Until last January, Vadnais went to the Mall often to shop and eat. He also struck up conversations with other shoppers and discussed his Christian faith. Mall staff harassed and eventually summoned local police to intimidate Vadnais. Vadnais sought clarity from Mall management over several months in 2012 and was eventually told that talking to strangers at the Mall was off-limits if the subject was religion.
PJI won a groundbreaking ruling in 2010 against the Galleria Mall near Sacramento for its arrest of a youth pastor, Matthew Snatchko, who was sharing his faith with willing listeners. It’s not clear why the Visalia Mall seems to believe that decision, authored by the current Chief Justice of the California Supreme Court, does not apply to them.
“We’re seeing a disturbing trend,” noted PJI Senior Counsel Michael Peffer, the lead attorney in the new suit. “In spite of more than 30 years of strong precedent, some malls still refuse to accept their legal obligations not to censor visitors’ speech based on its content.”

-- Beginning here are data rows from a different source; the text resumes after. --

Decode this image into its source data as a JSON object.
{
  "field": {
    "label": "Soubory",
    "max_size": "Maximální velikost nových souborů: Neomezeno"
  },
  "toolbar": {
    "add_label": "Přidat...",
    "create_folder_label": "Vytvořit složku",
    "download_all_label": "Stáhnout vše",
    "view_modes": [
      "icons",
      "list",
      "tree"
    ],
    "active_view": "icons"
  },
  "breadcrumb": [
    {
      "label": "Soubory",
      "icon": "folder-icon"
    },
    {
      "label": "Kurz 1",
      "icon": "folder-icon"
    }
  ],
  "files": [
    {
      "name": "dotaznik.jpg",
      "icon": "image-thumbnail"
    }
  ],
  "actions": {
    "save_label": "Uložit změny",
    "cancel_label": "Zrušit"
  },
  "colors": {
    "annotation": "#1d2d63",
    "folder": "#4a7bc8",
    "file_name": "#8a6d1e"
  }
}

Brad Dacus, president of Pacific Justice Institute, commented, “No one should be threatened with arrest for peacefully communicating their beliefs to willing listeners. In California, large shopping malls are deemed the equivalent of public forums. It is both intolerant and illegal for the Visalia Mall to suppress speech just because it’s religious.”